So how do you know when you’re talking negatively to yourself? One way is to feel it. Everyone is different and is going to feel his or her negative self-chatter in different ways, but for me, I get a tightening in my chest, and my shoulders start to slump. My throat tightens up, and my jaw gets tight. In general, my body feels like it’s stuck in paste or glue.
And I get super-frowny. Inside and out.
Take a minute to explore the physical sensations that accompany your version of self-chatter. If you can, find a partner (could be your roommate, spouse, mother, friend, trusted coworker), and share with him or her one of the good old standby negative thoughts you have. It doesn't matter how boring or regular the thought is (that you’re even worried that the thought is boring or normal is self-chatter!), just share it with that partner. As you say it, notice how you feel. If you don’t feel anything particular, say it again. Repeat it once and take a deep breath. Scan your body with your mind’s eye. Where is the tension? How is your breathing? What could be relaxed? If you’re still stuck, ask your partner what he or she sees happening in your body.
If you can't find a partner, try this exercise in the mirror. Watch your body as you say the nasty thought over and over again. If you don't see a difference in your body, try thinking about a positive thought (like that perfect sunset, or when you walked across a big stage to receive a diploma), and see how that impacts your body. Alternate between thoughts until you can feel or see a difference in your body.
Once you’ve got the feeling, jot down particulars about it so you know what to be on the lookout for later. The feelings may not always be this strong or the same combination of factors that you experiencing with your partner, but this is a good place to start in your noticing.

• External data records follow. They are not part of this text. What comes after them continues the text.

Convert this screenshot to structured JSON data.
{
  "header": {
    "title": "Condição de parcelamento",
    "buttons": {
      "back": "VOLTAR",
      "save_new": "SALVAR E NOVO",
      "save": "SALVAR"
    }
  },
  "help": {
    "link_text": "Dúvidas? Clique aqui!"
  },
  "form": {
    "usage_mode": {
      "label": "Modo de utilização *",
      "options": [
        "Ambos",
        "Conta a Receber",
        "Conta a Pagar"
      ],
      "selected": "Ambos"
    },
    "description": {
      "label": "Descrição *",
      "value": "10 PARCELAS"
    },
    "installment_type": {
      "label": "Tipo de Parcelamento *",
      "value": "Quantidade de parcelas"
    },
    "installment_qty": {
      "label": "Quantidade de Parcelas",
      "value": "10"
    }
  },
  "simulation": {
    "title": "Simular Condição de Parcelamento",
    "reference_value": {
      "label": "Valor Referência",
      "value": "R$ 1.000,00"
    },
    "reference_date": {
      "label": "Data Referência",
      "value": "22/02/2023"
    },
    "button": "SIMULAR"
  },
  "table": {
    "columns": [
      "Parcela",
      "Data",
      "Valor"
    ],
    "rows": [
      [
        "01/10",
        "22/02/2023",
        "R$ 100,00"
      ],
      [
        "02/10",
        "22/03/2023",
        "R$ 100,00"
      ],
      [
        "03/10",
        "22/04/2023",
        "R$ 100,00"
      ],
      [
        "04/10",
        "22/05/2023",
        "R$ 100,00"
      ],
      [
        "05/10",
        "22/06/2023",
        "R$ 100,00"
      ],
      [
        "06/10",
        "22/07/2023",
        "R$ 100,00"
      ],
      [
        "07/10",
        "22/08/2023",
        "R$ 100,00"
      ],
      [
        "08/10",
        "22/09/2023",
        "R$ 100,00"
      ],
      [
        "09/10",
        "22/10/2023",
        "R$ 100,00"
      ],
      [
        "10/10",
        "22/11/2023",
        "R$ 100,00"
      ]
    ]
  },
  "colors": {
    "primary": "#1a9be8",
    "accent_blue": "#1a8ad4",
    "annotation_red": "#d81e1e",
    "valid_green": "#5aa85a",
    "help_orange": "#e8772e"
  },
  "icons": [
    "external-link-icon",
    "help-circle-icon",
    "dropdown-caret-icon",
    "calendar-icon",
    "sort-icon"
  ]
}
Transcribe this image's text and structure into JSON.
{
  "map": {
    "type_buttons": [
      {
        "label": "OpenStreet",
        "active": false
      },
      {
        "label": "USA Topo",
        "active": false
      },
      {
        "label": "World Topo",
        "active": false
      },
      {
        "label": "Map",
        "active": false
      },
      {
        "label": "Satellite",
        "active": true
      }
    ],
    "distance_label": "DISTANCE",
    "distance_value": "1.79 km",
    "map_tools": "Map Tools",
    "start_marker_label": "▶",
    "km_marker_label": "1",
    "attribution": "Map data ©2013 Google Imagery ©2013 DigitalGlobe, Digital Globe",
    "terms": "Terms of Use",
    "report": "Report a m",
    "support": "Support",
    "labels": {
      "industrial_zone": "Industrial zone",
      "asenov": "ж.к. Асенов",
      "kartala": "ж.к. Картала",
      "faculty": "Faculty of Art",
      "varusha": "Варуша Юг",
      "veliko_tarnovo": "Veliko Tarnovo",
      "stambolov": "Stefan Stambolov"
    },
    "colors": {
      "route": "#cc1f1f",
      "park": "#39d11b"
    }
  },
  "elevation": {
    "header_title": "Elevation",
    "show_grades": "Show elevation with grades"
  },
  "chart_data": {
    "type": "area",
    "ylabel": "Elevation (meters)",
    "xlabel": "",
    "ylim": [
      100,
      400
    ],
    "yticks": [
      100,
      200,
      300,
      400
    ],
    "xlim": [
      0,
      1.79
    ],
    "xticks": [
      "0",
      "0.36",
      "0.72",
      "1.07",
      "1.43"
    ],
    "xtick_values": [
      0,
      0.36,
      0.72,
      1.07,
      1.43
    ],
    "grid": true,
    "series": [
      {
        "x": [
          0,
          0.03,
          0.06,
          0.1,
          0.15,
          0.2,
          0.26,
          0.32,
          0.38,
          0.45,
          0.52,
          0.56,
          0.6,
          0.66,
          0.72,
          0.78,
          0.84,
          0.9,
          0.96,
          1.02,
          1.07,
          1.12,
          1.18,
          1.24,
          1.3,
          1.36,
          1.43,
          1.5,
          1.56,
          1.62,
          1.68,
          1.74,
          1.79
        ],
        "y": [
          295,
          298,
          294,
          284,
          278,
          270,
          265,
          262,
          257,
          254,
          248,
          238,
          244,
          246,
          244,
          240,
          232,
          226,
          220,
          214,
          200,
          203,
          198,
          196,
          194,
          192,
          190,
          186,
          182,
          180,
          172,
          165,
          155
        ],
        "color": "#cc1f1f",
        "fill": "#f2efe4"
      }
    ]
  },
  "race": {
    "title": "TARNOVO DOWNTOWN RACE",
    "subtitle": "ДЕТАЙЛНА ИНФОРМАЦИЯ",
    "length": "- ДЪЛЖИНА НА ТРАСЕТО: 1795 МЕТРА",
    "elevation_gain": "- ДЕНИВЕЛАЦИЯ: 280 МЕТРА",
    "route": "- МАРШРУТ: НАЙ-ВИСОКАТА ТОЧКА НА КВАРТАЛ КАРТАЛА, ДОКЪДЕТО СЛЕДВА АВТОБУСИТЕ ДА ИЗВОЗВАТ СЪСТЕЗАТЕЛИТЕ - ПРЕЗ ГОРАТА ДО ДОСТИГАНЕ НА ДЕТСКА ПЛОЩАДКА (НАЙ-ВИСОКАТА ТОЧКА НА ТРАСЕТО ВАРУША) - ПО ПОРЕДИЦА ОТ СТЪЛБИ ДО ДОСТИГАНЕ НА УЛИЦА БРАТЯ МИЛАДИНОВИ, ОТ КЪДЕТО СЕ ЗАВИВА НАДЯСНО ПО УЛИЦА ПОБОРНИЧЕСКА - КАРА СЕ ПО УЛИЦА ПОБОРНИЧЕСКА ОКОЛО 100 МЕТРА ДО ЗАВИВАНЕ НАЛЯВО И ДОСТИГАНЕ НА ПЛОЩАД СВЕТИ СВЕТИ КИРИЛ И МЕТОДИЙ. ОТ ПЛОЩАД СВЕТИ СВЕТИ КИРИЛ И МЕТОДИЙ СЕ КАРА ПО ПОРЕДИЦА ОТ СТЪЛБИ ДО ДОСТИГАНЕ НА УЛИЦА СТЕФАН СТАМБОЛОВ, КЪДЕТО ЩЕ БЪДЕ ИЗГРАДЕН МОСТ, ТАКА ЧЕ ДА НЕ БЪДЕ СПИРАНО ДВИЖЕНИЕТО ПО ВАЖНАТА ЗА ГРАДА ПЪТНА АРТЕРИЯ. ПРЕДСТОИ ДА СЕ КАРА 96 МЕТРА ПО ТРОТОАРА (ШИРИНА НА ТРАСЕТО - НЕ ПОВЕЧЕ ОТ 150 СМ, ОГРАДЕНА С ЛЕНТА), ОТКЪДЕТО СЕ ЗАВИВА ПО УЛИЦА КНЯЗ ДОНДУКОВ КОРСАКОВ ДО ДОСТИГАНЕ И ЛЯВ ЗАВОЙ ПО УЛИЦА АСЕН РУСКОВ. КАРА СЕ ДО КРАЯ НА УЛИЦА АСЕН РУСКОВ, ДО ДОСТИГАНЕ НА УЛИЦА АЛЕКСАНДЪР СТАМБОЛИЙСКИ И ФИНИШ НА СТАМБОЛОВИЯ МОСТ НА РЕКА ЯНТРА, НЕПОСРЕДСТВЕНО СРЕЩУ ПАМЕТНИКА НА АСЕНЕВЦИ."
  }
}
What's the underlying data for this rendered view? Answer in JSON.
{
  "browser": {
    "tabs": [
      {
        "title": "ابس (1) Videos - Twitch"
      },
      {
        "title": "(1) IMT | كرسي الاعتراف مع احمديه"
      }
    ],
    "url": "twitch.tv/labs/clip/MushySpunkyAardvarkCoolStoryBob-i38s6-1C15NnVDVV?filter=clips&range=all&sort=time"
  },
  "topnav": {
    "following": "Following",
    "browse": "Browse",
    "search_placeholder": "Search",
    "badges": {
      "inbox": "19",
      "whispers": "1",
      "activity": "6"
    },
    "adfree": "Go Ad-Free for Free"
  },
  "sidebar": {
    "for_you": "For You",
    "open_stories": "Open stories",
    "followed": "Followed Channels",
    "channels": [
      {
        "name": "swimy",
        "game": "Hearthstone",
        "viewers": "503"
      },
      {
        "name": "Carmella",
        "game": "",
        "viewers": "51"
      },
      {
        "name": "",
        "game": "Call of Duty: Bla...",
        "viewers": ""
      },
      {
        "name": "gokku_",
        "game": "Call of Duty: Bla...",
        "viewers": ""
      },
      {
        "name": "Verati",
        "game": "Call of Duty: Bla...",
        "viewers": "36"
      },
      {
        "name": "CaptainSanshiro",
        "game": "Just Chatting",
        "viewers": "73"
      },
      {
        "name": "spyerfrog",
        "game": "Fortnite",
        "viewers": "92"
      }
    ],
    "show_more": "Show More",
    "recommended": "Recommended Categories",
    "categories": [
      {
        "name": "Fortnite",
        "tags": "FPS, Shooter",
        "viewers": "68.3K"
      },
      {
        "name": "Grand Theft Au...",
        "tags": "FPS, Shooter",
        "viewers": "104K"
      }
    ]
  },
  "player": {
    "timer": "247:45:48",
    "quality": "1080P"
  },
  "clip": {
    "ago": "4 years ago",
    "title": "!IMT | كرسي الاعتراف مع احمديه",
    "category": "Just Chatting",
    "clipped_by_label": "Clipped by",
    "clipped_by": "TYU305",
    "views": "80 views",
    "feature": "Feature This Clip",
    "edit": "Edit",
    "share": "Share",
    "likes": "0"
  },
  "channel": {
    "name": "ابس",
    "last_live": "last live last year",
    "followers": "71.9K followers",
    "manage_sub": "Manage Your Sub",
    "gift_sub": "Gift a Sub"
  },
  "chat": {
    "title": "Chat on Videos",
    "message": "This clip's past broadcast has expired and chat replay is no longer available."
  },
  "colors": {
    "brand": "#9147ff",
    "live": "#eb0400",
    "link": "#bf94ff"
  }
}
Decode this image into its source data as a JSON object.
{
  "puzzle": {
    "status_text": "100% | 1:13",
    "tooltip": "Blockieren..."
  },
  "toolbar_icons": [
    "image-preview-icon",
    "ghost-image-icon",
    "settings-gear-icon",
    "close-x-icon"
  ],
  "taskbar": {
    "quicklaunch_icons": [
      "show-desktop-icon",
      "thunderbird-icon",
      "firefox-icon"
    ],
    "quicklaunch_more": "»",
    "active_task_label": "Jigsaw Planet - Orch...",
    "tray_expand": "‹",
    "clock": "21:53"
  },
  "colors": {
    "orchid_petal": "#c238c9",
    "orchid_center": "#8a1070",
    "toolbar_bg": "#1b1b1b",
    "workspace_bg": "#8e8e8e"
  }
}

As you progress with this work and pay attention to yourself hearing your negative self-chatter, double check your body -- does the posture you assume when you hear yourself beating yourself up empower you? Or does it make you feel like you're stuck in paste, frowning on the inside as well as the outside?